David Greene was a founding member of Archigram, a major avant-garde architecture group of the 1960s. Often presented as the group’s poet, in 1961 David Greene published “A message or abstract communication” in their magazine. This article was accompanied by his poems and illustrated with pop-up collages of ordinary objects taken from commercial catalogs, and projects by Peter Cook and Michael “Spider” Webb. By so doing, Archigram displayed its frustration with architectural and intellectual conservatism in a revolutionary way. If Living Pod (1966) remains his most famous contribution to the collective works of Archigram, David Greene designed other just as radical projects. Greene chose the disappearance of architecture as one of his favorite themes, going so far as to propose “a moratorium on buildings,” considering that there were already too many. In an age and a society given over to the cult of consumption, Greene’s thinking, which went beyond mere provocation, was based on a realistic perception of the architectural implications of new technology. After the group broke up in 1974, Greene developed an awareness of environmental and ecological issues, speaking about a utopian harmony between the artificial and the naturel. He held that architecture should no longer be manifested by the presence of buildings but rather it should coincide with a subtle correction of the environment. An emblematic figure of 20th-century architectural experimentation, Greene continues to pursue his research on soft and “invisible” architecture, in sync with the potential of new technologies and eschewing any formalism.

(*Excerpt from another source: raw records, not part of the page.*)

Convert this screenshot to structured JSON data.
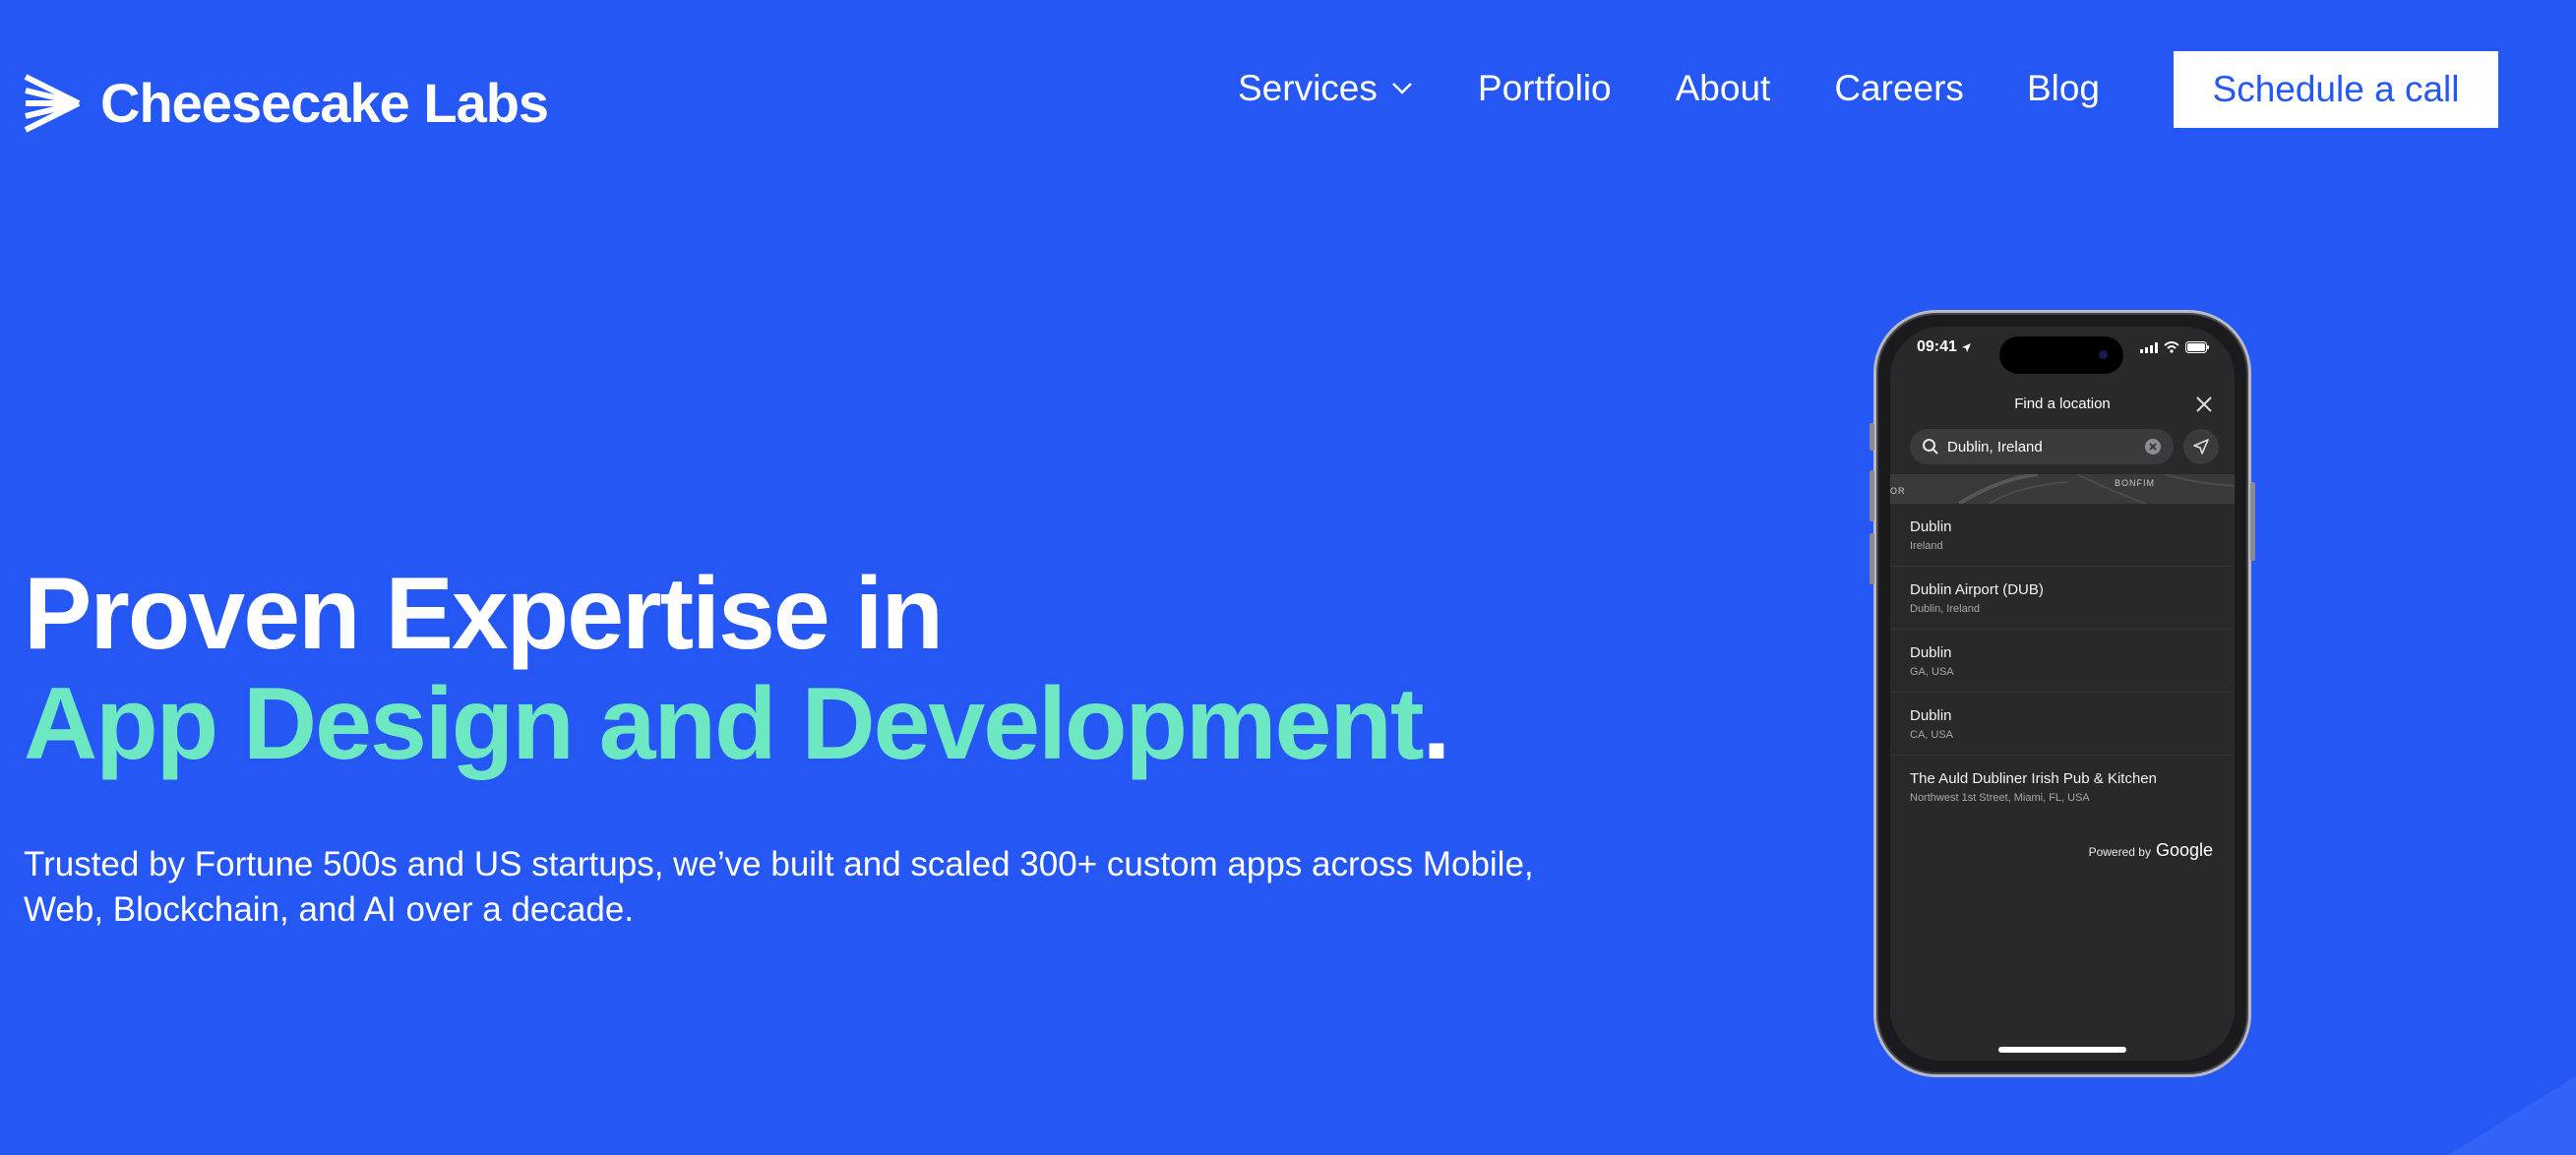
{
  "header": {
    "brand": "Cheesecake Labs",
    "logo_icon": "cheesecake-labs-logo",
    "nav": {
      "services": "Services",
      "portfolio": "Portfolio",
      "about": "About",
      "careers": "Careers",
      "blog": "Blog"
    },
    "cta": "Schedule a call"
  },
  "hero": {
    "title_line1": "Proven Expertise in",
    "title_line2": "App Design and Development",
    "title_period": ".",
    "subtitle": "Trusted by Fortune 500s and US startups, we’ve built and scaled 300+ custom apps across Mobile, Web, Blockchain, and AI over a decade."
  },
  "phone": {
    "time": "09:41",
    "modal_title": "Find a location",
    "search_value": "Dublin, Ireland",
    "map_label_left": "OR",
    "map_label_right": "BONFIM",
    "results": [
      {
        "name": "Dublin",
        "sub": "Ireland"
      },
      {
        "name": "Dublin Airport (DUB)",
        "sub": "Dublin, Ireland"
      },
      {
        "name": "Dublin",
        "sub": "GA, USA"
      },
      {
        "name": "Dublin",
        "sub": "CA, USA"
      },
      {
        "name": "The Auld Dubliner Irish Pub & Kitchen",
        "sub": "Northwest 1st Street, Miami, FL, USA"
      }
    ],
    "powered_by": "Powered by",
    "powered_brand": "Google"
  },
  "colors": {
    "background": "#2557F5",
    "accent": "#6EE7C3",
    "text": "#FFFFFF"
  }
}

David Greene (1937) studied architecture in Nottingham in The United Kingdom. An architect, theoretician and teacher, in 1963 he founded the Archigram group (with Warren Chalk, Peter Cook, Dennis Crompton, Ron Herron and Michael Webb), which later disbanded in 1974. After teaching at the Architectural Association in London, he was a professor at Westminster University from 1997 to 2007, where he studied the disappearance of architecture in the environment, notably through his theory of the “Invisible University.” Internationally renowned, David Greene has twice received recognition for his work: with Archigram, he was awarded the Gold Medal by the RIBA in 2002, and he also received the Annie Spink Prize, awarded by the RIBA, for his highly respected work as a professor. In 2008, a retrospective exhibition at the Architectural Association Gallery in London highlighted the historical importance as well as the current relevance of his research to the contemporary landscape.